“I was very shocked to go in there one day and have her sign a little bit and I kind of smiled, thinking about it, and I even told the Starbucks manager, ‘You know, I was very impressed by your employee,’” he explained.
“The hearing world and the [deaf world] are trying to communicate,” he continued. “I definitely want people to understand that deaf customers can have a really great review.”
The Power of Feeling Heard
Piracha’s story reminds us just how important it is that people feel seen and heard. No one wants to feel ignored or less than, especially because of a disability. But sometimes, those of us who are more fortunate in life forget that and need a reminder like this.

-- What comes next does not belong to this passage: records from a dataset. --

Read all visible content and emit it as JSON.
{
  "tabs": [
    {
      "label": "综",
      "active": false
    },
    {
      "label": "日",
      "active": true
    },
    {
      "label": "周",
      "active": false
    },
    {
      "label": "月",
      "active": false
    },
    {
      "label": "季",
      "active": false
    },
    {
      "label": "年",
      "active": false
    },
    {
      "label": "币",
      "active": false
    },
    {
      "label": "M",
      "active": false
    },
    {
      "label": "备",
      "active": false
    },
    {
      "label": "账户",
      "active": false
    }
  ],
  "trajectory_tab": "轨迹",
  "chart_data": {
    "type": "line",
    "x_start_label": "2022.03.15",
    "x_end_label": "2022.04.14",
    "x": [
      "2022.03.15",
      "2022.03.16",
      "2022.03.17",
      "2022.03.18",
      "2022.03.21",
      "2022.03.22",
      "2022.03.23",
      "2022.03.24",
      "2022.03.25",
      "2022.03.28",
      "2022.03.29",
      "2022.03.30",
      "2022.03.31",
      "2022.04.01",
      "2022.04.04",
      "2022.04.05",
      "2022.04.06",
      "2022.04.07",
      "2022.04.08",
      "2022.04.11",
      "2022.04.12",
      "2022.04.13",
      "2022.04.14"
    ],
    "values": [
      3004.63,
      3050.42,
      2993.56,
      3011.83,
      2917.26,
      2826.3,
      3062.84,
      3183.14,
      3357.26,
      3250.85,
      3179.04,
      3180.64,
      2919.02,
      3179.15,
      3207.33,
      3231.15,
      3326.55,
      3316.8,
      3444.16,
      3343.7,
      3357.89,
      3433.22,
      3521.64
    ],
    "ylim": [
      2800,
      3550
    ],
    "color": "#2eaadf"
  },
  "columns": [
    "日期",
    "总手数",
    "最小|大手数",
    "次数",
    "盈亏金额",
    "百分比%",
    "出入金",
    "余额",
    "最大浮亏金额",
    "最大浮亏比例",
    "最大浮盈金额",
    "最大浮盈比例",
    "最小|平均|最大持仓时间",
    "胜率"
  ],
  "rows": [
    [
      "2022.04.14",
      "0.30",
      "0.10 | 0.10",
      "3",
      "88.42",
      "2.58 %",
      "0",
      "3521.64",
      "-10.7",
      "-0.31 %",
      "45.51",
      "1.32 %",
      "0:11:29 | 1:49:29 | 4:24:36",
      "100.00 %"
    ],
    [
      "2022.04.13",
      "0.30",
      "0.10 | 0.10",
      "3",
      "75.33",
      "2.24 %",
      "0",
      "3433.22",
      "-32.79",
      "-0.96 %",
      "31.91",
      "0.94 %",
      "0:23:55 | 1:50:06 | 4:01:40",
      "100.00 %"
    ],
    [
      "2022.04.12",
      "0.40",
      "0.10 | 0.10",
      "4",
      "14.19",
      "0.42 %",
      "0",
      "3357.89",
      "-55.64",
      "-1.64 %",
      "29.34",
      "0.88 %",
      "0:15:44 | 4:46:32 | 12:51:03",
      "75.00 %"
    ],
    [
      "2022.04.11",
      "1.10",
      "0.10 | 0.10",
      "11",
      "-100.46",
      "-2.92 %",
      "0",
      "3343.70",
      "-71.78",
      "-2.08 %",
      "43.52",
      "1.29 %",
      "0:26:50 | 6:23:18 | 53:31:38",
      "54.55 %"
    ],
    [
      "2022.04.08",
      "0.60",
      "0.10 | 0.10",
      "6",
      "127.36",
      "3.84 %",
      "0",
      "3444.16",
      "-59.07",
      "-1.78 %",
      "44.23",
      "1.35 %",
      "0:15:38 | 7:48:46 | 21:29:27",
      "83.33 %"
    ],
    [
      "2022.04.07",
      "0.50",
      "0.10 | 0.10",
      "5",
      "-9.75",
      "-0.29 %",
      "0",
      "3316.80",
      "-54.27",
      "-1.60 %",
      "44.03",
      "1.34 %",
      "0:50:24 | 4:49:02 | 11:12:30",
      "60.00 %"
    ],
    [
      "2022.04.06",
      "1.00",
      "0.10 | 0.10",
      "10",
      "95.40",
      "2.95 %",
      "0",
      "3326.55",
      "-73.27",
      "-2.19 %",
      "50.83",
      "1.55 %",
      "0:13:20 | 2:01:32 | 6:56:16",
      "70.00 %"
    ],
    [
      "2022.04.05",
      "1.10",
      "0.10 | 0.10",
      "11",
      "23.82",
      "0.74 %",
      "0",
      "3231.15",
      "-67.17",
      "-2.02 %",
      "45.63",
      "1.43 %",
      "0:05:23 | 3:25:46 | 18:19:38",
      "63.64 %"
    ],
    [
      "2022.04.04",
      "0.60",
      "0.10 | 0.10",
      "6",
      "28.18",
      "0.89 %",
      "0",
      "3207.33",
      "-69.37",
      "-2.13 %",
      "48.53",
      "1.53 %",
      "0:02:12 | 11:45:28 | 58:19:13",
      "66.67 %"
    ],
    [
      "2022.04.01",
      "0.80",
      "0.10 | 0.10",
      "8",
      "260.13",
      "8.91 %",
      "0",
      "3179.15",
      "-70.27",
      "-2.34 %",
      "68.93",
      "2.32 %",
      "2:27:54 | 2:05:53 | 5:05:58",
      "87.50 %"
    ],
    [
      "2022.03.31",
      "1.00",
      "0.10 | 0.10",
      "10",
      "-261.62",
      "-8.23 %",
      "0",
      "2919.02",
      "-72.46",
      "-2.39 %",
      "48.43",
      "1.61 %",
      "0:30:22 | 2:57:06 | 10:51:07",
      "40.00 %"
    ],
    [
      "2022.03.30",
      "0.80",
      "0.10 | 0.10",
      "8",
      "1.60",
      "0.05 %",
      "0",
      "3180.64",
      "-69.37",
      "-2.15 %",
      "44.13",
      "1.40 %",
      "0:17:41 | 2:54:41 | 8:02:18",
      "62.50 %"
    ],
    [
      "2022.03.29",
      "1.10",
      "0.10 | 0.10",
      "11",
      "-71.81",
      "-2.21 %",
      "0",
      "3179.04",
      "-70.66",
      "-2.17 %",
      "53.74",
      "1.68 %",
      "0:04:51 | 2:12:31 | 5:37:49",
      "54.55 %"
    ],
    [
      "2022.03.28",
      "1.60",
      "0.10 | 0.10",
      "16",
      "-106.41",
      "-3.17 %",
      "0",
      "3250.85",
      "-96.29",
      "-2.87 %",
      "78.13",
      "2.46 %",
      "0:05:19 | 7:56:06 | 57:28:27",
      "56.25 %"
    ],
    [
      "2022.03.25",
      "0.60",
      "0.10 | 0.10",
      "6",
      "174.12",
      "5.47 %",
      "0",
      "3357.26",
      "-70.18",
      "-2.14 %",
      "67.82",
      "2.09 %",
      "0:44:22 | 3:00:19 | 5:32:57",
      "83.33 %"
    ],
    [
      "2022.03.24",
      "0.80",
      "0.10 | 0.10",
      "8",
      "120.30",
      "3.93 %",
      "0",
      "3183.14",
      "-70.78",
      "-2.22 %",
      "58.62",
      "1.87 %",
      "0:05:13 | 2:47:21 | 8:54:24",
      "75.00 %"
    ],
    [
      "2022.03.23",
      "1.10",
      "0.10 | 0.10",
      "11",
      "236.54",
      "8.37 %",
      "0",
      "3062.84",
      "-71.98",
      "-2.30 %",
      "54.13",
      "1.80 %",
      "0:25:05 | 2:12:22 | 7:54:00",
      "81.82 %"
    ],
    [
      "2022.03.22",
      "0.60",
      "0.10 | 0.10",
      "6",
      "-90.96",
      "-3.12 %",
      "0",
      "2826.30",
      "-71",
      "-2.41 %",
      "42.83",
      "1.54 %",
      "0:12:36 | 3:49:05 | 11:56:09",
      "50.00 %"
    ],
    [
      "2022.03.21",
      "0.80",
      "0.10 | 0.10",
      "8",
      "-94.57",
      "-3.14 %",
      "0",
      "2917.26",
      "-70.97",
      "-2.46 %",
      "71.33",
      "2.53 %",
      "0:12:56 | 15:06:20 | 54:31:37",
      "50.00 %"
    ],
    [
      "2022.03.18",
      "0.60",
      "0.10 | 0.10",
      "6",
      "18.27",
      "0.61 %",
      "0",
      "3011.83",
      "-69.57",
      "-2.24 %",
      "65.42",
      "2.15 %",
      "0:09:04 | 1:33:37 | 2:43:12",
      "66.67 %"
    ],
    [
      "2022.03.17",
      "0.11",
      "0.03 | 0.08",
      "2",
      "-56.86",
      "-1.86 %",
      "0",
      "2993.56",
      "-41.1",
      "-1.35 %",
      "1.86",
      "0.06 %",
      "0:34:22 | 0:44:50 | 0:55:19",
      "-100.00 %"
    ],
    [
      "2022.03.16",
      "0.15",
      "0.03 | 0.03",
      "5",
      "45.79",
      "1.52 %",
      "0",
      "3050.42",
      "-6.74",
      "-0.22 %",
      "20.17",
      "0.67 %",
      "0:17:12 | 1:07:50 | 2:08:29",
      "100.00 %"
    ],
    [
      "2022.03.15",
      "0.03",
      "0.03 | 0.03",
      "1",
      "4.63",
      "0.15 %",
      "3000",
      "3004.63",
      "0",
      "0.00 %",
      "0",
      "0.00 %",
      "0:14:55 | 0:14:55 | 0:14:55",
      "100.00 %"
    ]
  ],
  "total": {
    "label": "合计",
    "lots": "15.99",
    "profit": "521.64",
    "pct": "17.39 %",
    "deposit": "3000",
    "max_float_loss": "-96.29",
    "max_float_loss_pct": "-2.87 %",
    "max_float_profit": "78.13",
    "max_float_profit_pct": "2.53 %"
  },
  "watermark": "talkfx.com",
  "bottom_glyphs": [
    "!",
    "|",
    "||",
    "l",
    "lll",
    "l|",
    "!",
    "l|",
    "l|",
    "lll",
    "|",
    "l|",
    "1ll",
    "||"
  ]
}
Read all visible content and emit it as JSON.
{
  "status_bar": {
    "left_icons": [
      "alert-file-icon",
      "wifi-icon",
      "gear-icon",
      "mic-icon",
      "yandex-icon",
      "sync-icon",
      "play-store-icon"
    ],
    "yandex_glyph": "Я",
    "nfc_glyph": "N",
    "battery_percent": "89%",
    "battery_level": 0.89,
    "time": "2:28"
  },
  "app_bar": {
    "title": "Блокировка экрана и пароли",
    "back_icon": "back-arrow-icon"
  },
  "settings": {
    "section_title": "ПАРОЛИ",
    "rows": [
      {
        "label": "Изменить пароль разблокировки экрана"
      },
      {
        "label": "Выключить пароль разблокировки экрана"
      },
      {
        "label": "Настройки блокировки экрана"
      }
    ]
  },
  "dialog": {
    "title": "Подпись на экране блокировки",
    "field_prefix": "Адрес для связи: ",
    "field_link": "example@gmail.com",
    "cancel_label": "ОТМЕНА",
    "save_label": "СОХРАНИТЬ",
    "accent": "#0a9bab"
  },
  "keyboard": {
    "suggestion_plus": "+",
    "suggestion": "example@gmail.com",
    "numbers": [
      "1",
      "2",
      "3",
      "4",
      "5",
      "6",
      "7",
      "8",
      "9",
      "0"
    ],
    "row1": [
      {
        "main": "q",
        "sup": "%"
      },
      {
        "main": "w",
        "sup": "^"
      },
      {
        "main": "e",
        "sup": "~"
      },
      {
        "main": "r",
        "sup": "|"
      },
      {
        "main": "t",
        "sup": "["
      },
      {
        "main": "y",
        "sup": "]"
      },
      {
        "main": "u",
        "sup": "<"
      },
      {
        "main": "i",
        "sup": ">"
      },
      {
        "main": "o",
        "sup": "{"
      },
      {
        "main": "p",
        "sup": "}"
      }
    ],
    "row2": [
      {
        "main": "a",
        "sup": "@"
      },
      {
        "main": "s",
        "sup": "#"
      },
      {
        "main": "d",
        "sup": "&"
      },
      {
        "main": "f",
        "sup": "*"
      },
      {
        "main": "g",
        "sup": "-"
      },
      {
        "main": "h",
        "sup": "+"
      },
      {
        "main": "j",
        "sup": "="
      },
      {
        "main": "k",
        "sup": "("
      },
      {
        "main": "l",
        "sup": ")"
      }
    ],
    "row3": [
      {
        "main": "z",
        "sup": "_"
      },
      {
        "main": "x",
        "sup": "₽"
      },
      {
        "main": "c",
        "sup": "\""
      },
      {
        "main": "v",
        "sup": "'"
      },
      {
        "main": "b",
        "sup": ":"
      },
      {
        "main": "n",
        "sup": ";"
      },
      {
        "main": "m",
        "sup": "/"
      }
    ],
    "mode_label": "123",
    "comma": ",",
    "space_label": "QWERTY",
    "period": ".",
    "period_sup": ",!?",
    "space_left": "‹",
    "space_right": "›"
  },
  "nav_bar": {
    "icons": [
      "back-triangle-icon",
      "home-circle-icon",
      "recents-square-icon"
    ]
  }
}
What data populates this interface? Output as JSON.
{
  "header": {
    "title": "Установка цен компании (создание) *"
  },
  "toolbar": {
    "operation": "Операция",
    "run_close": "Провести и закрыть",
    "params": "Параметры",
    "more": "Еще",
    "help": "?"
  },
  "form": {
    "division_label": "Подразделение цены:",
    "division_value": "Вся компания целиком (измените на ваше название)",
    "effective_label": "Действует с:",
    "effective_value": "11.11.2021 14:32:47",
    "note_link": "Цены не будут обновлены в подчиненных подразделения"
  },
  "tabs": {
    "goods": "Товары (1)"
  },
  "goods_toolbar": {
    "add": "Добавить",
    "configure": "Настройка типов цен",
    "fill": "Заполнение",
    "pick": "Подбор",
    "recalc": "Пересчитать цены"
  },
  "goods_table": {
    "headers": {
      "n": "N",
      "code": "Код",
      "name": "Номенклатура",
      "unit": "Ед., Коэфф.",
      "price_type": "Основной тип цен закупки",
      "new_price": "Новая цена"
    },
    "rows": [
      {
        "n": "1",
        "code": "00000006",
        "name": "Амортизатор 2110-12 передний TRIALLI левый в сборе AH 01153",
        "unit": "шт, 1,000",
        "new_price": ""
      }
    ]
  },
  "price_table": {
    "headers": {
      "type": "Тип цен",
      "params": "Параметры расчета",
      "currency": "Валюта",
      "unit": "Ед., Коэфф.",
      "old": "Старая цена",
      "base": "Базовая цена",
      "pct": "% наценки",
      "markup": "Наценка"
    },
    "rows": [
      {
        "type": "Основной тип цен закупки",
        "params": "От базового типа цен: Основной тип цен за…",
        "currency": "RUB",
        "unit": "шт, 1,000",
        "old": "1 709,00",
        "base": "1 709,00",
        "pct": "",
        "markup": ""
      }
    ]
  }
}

Not everyone will be in a situation where they could learn sign language to make a difference. Sometimes it’s as simple as putting down your phone and giving another person 100 percent of your attention. Or maybe it means taking the time to speak to someone from a different walk of life the next time you’re in line at a grocery store or a fast food place.
Or, maybe it could be learning sentences in another language to better communicate with a neighbor or an older person you know whose first tongue isn’t English. However you take the time to communicate with those around you and practice those active listening skills, this story reminds us that your simple efforts definitely won’t go unnoticed.